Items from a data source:
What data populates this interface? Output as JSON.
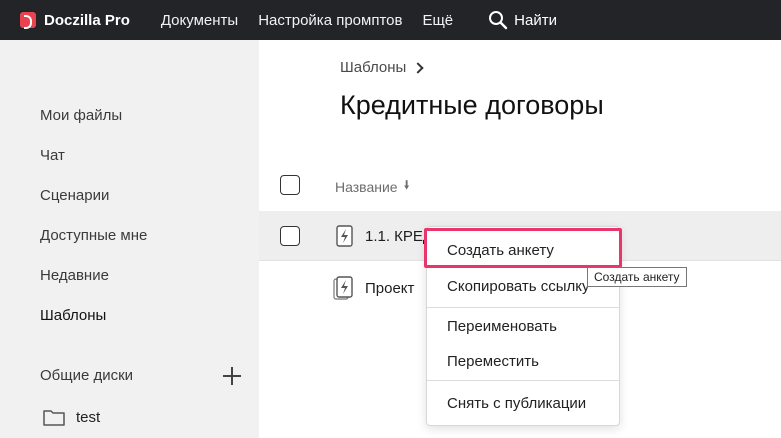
{
  "topbar": {
    "brand": "Doczilla Pro",
    "nav": [
      "Документы",
      "Настройка промптов",
      "Ещё"
    ],
    "search_label": "Найти"
  },
  "sidebar": {
    "items": [
      {
        "label": "Мои файлы"
      },
      {
        "label": "Чат"
      },
      {
        "label": "Сценарии"
      },
      {
        "label": "Доступные мне"
      },
      {
        "label": "Недавние"
      },
      {
        "label": "Шаблоны",
        "active": true
      }
    ],
    "shared_drives_label": "Общие диски",
    "folders": [
      {
        "label": "test"
      }
    ]
  },
  "main": {
    "breadcrumb": "Шаблоны",
    "title": "Кредитные договоры",
    "column_name": "Название",
    "rows": [
      {
        "title": "1.1. КРЕД"
      },
      {
        "title": "Проект"
      }
    ]
  },
  "context_menu": {
    "items": [
      "Создать анкету",
      "Скопировать ссылку",
      "Переименовать",
      "Переместить",
      "Снять с публикации"
    ]
  },
  "tooltip": "Создать анкету",
  "colors": {
    "topbar_bg": "#222428",
    "brand_accent": "#e8434e",
    "highlight": "#e8356b",
    "sidebar_bg": "#f1f1f1"
  }
}
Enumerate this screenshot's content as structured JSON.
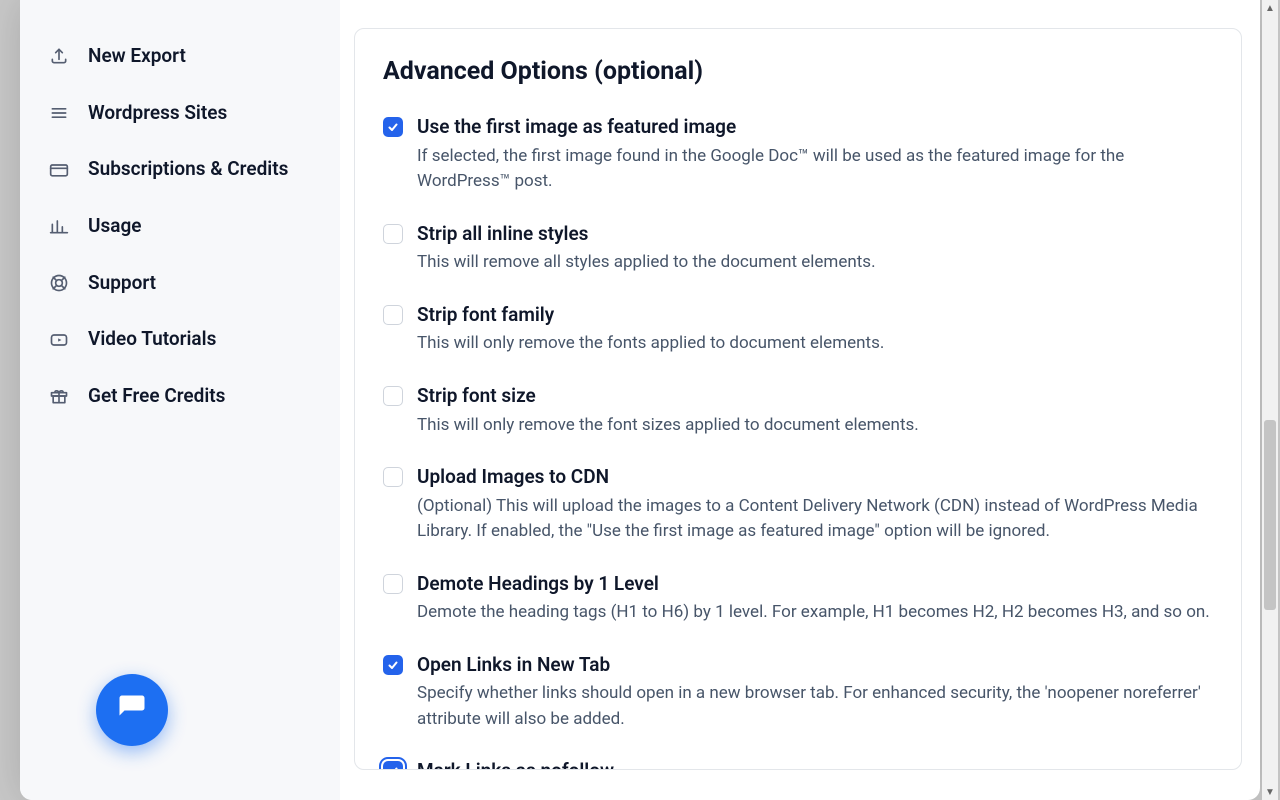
{
  "sidebar": {
    "items": [
      {
        "label": "New Export",
        "icon": "upload-icon"
      },
      {
        "label": "Wordpress Sites",
        "icon": "list-icon"
      },
      {
        "label": "Subscriptions & Credits",
        "icon": "card-icon"
      },
      {
        "label": "Usage",
        "icon": "chart-icon"
      },
      {
        "label": "Support",
        "icon": "lifebuoy-icon"
      },
      {
        "label": "Video Tutorials",
        "icon": "video-icon"
      },
      {
        "label": "Get Free Credits",
        "icon": "gift-icon"
      }
    ]
  },
  "panel": {
    "title": "Advanced Options (optional)",
    "options": [
      {
        "title": "Use the first image as featured image",
        "desc": "If selected, the first image found in the Google Doc™ will be used as the featured image for the WordPress™ post.",
        "checked": true,
        "focused": false
      },
      {
        "title": "Strip all inline styles",
        "desc": "This will remove all styles applied to the document elements.",
        "checked": false,
        "focused": false
      },
      {
        "title": "Strip font family",
        "desc": "This will only remove the fonts applied to document elements.",
        "checked": false,
        "focused": false
      },
      {
        "title": "Strip font size",
        "desc": "This will only remove the font sizes applied to document elements.",
        "checked": false,
        "focused": false
      },
      {
        "title": "Upload Images to CDN",
        "desc": "(Optional) This will upload the images to a Content Delivery Network (CDN) instead of WordPress Media Library. If enabled, the \"Use the first image as featured image\" option will be ignored.",
        "checked": false,
        "focused": false
      },
      {
        "title": "Demote Headings by 1 Level",
        "desc": "Demote the heading tags (H1 to H6) by 1 level. For example, H1 becomes H2, H2 becomes H3, and so on.",
        "checked": false,
        "focused": false
      },
      {
        "title": "Open Links in New Tab",
        "desc": "Specify whether links should open in a new browser tab. For enhanced security, the 'noopener noreferrer' attribute will also be added.",
        "checked": true,
        "focused": false
      },
      {
        "title": "Mark Links as nofollow",
        "desc": "",
        "checked": true,
        "focused": true
      }
    ]
  }
}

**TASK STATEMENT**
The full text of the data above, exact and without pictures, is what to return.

**ANSWER SPACE**
What data populates this interface? Output as JSON.
{
  "topbar": {
    "brand": "Doczilla Pro",
    "nav": [
      "Документы",
      "Настройка промптов",
      "Ещё"
    ],
    "search_label": "Найти"
  },
  "sidebar": {
    "items": [
      {
        "label": "Мои файлы"
      },
      {
        "label": "Чат"
      },
      {
        "label": "Сценарии"
      },
      {
        "label": "Доступные мне"
      },
      {
        "label": "Недавние"
      },
      {
        "label": "Шаблоны",
        "active": true
      }
    ],
    "shared_drives_label": "Общие диски",
    "folders": [
      {
        "label": "test"
      }
    ]
  },
  "main": {
    "breadcrumb": "Шаблоны",
    "title": "Кредитные договоры",
    "column_name": "Название",
    "rows": [
      {
        "title": "1.1. КРЕД"
      },
      {
        "title": "Проект"
      }
    ]
  },
  "context_menu": {
    "items": [
      "Создать анкету",
      "Скопировать ссылку",
      "Переименовать",
      "Переместить",
      "Снять с публикации"
    ]
  },
  "tooltip": "Создать анкету",
  "colors": {
    "topbar_bg": "#222428",
    "brand_accent": "#e8434e",
    "highlight": "#e8356b",
    "sidebar_bg": "#f1f1f1"
  }
}
Enumerate this screenshot's content as structured JSON.
{
  "sidebar": {
    "items": [
      {
        "label": "New Export",
        "icon": "upload-icon"
      },
      {
        "label": "Wordpress Sites",
        "icon": "list-icon"
      },
      {
        "label": "Subscriptions & Credits",
        "icon": "card-icon"
      },
      {
        "label": "Usage",
        "icon": "chart-icon"
      },
      {
        "label": "Support",
        "icon": "lifebuoy-icon"
      },
      {
        "label": "Video Tutorials",
        "icon": "video-icon"
      },
      {
        "label": "Get Free Credits",
        "icon": "gift-icon"
      }
    ]
  },
  "panel": {
    "title": "Advanced Options (optional)",
    "options": [
      {
        "title": "Use the first image as featured image",
        "desc": "If selected, the first image found in the Google Doc™ will be used as the featured image for the WordPress™ post.",
        "checked": true,
        "focused": false
      },
      {
        "title": "Strip all inline styles",
        "desc": "This will remove all styles applied to the document elements.",
        "checked": false,
        "focused": false
      },
      {
        "title": "Strip font family",
        "desc": "This will only remove the fonts applied to document elements.",
        "checked": false,
        "focused": false
      },
      {
        "title": "Strip font size",
        "desc": "This will only remove the font sizes applied to document elements.",
        "checked": false,
        "focused": false
      },
      {
        "title": "Upload Images to CDN",
        "desc": "(Optional) This will upload the images to a Content Delivery Network (CDN) instead of WordPress Media Library. If enabled, the \"Use the first image as featured image\" option will be ignored.",
        "checked": false,
        "focused": false
      },
      {
        "title": "Demote Headings by 1 Level",
        "desc": "Demote the heading tags (H1 to H6) by 1 level. For example, H1 becomes H2, H2 becomes H3, and so on.",
        "checked": false,
        "focused": false
      },
      {
        "title": "Open Links in New Tab",
        "desc": "Specify whether links should open in a new browser tab. For enhanced security, the 'noopener noreferrer' attribute will also be added.",
        "checked": true,
        "focused": false
      },
      {
        "title": "Mark Links as nofollow",
        "desc": "",
        "checked": true,
        "focused": true
      }
    ]
  }
}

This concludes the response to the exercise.